Here are some records. Copy each one exactly.
BEGIN
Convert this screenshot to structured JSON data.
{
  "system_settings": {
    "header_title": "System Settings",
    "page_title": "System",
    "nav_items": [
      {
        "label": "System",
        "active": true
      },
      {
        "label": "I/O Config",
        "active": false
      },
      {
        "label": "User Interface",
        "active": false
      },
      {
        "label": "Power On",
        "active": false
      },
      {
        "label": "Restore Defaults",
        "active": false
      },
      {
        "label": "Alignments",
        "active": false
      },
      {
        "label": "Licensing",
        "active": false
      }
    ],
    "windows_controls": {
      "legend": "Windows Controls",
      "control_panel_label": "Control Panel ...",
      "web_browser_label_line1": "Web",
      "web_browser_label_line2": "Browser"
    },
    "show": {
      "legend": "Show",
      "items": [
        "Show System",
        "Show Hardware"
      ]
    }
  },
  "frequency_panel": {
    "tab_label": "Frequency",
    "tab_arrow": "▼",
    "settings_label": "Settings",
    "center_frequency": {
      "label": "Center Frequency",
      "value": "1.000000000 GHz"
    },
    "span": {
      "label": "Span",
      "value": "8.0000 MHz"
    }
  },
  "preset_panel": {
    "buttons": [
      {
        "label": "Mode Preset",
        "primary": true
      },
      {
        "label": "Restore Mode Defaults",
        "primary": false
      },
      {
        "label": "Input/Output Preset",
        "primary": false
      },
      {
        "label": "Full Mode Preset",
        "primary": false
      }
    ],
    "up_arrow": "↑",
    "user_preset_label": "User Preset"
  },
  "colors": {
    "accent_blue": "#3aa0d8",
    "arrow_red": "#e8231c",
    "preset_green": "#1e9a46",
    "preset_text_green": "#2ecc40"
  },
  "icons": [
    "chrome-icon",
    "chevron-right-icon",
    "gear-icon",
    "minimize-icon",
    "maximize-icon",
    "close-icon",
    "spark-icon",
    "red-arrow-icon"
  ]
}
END
EXERCISE RESULT:
Convert this screenshot to structured JSON data.
{
  "system_settings": {
    "header_title": "System Settings",
    "page_title": "System",
    "nav_items": [
      {
        "label": "System",
        "active": true
      },
      {
        "label": "I/O Config",
        "active": false
      },
      {
        "label": "User Interface",
        "active": false
      },
      {
        "label": "Power On",
        "active": false
      },
      {
        "label": "Restore Defaults",
        "active": false
      },
      {
        "label": "Alignments",
        "active": false
      },
      {
        "label": "Licensing",
        "active": false
      }
    ],
    "windows_controls": {
      "legend": "Windows Controls",
      "control_panel_label": "Control Panel ...",
      "web_browser_label_line1": "Web",
      "web_browser_label_line2": "Browser"
    },
    "show": {
      "legend": "Show",
      "items": [
        "Show System",
        "Show Hardware"
      ]
    }
  },
  "frequency_panel": {
    "tab_label": "Frequency",
    "tab_arrow": "▼",
    "settings_label": "Settings",
    "center_frequency": {
      "label": "Center Frequency",
      "value": "1.000000000 GHz"
    },
    "span": {
      "label": "Span",
      "value": "8.0000 MHz"
    }
  },
  "preset_panel": {
    "buttons": [
      {
        "label": "Mode Preset",
        "primary": true
      },
      {
        "label": "Restore Mode Defaults",
        "primary": false
      },
      {
        "label": "Input/Output Preset",
        "primary": false
      },
      {
        "label": "Full Mode Preset",
        "primary": false
      }
    ],
    "up_arrow": "↑",
    "user_preset_label": "User Preset"
  },
  "colors": {
    "accent_blue": "#3aa0d8",
    "arrow_red": "#e8231c",
    "preset_green": "#1e9a46",
    "preset_text_green": "#2ecc40"
  },
  "icons": [
    "chrome-icon",
    "chevron-right-icon",
    "gear-icon",
    "minimize-icon",
    "maximize-icon",
    "close-icon",
    "spark-icon",
    "red-arrow-icon"
  ]
}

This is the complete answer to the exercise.